Three Sludge Dewatering Units
The data presented on this page comes primarily from two sources as follows:
1. An excellent textbook entitled "Wastewater Sludge Processing." The complete reference for this textbook is: Turovskiy, Izrail S. and P.K. Mathai. "Wastewater Sludge Processing." Hoboken, New Jersey: John Wiley & Sons, Inc. 2006.
2. Another "set" of excellent textbooks from the Water Environment Federation were also referenced liberally, a three volume set entitled "Operation of Municipal Wastewater Treatment Plants." The complete reference, and I go to these books often, is: Water Environment Federation. “Operation of Municipal Wastewater Treatment Plants.” 5th ed. Manual of Practice—MOP 11. Alexandria, VA: WEF, 1996.
You should have these books in your personal library if you do any work with dewatering applications.

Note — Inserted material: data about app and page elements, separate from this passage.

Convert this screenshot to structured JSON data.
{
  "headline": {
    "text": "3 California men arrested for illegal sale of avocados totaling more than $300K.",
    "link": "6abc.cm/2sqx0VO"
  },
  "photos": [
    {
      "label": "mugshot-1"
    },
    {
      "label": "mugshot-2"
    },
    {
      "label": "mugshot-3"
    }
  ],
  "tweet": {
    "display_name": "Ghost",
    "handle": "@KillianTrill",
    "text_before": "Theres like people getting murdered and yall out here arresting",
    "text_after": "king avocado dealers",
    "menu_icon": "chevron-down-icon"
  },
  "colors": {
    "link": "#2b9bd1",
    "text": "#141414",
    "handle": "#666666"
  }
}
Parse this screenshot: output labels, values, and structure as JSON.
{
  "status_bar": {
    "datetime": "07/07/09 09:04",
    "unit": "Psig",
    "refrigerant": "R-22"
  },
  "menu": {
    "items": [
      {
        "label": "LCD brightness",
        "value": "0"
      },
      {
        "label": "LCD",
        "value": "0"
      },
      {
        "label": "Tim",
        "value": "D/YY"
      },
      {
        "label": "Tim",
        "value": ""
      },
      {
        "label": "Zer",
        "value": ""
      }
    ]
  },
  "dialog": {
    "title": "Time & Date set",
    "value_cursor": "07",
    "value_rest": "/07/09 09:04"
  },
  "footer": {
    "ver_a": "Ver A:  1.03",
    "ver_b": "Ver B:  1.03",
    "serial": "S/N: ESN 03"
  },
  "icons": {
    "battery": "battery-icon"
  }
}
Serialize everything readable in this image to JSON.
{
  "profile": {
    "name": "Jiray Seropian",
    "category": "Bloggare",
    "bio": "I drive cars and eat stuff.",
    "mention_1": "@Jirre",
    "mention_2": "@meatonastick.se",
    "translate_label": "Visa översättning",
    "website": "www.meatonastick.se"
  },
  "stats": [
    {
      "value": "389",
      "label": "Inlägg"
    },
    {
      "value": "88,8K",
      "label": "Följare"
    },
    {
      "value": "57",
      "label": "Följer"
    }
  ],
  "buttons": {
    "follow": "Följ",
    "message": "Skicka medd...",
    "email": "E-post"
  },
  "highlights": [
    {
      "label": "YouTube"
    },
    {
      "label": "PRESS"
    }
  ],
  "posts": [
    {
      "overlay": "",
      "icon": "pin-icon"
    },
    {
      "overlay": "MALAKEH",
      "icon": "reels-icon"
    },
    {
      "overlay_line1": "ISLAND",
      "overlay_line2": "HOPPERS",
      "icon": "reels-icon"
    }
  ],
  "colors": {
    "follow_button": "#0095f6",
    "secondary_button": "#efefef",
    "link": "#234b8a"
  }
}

A variety of performance data is tabulated below for belt filter presses, centrifuges, and plate and frame presses. If you click on any table a full page version as a PDF file of that table will open up for better viewing or printing. There is a lot of data and pictures here so you'll need to patiently scroll down the page to find the information most relevant to your needs.
1. Belt Filter Press
I have the most experience operating belt filter presses (BFPs) so I tend to favor these units over the others profiled here. I like that you can make a change in your chemical feed or belt speed and immediately observe the impact of that change by watching the upper, gravity section of the press as well as the cake release at the discharge end of the press. For this reason alone I consider BFPs the easiest dewatering device to operate but many other operators who grew up on centrifuges would say they are the easiest to operate. Those operators also like that the sludge is completely contained within the centrifuge, reducing odors in and around the dewatering operation.
The image below is a well-known detailed drawing of a belt filter press. You'll see this exact drawing in several different textbooks.
2. Solid Bowl Centrifuge
The photograph of the centrifuge above was taken in September 2016 at an industrial plant in the United States midwest. This is a new centrifuge installation using Pieralisi centrifuges (www.pieralisi.com/us/). The installation was beautifully done and the centrifuges looked well-constructed and very rugged.
In the Water Environment Federation's Manual of Practice 8, "Design of Municipal Wastewater Treatment Plants," Fourth edition, the following statements are made:
For anaerobically digested sludge applications, struvite (magnesium ammonium phosphate scale) can build up in the centrate line; therefore, the design should provide for ferric chloride addition. The ferric chloride binds the phosphate ion to prevent struvite buildup.
The table below is a compilation from three tables shown in the WEF Operation of Municipal Wastewater Treatment Plants handbook, Volume 3, Chapter 33: Dewatering.
3. Plate and Frame Filter Press
Plate and frame filter presses (pressure filters) are often operated using ferric chloride and lime to condition the sludge for pressing. The ferric chloride would be added to the sludge at a dosage rate of 40 to 125 pounds per dry ton of feed solids. The dosage rate for lime can vary between 150 to 550 pounds per dry ton of feed solids.
The very large filter presses shown in the photo below are manufactured by JWI, now part of Evoqua, with a capacity of 243 cubic feet (6.9 cubic meters) per press.
This was an industrial site that used a 3% solution of Perlite as body feed to precoat the filter plates to improve cake release from the presses.
As you can see in the image below, the addition of Perlite slurry to precondition the presses before feeding chemically conditioned sludge resulted in excellent and complete release of the sludge cake from the filter plates.
The observant reader will notice the small size of the cake being held in the photo above. That is because this industrial site was well equipped, including a small test filter press to evaluate chemical dosage scenarios before operating the full size filter presses. The small test filter press can be seen in the photo below, to the right in the picture. This press proved to be extremely valuable in allowing us to experiment with many different chemical combinations before settling on our final chemical conditioning approach for the full-scale operation.
On a regular basis we would go back to this test press to recheck our formulations because the sludge being processed was being dredged from several ponds with different consistencies. So we would have to vary our chemical program in response to changes in the sludge feed.
Just one more photo, a close-up of the portable test filter press we should to such great advantage while processing highly variable sludge being dredged from several ponds.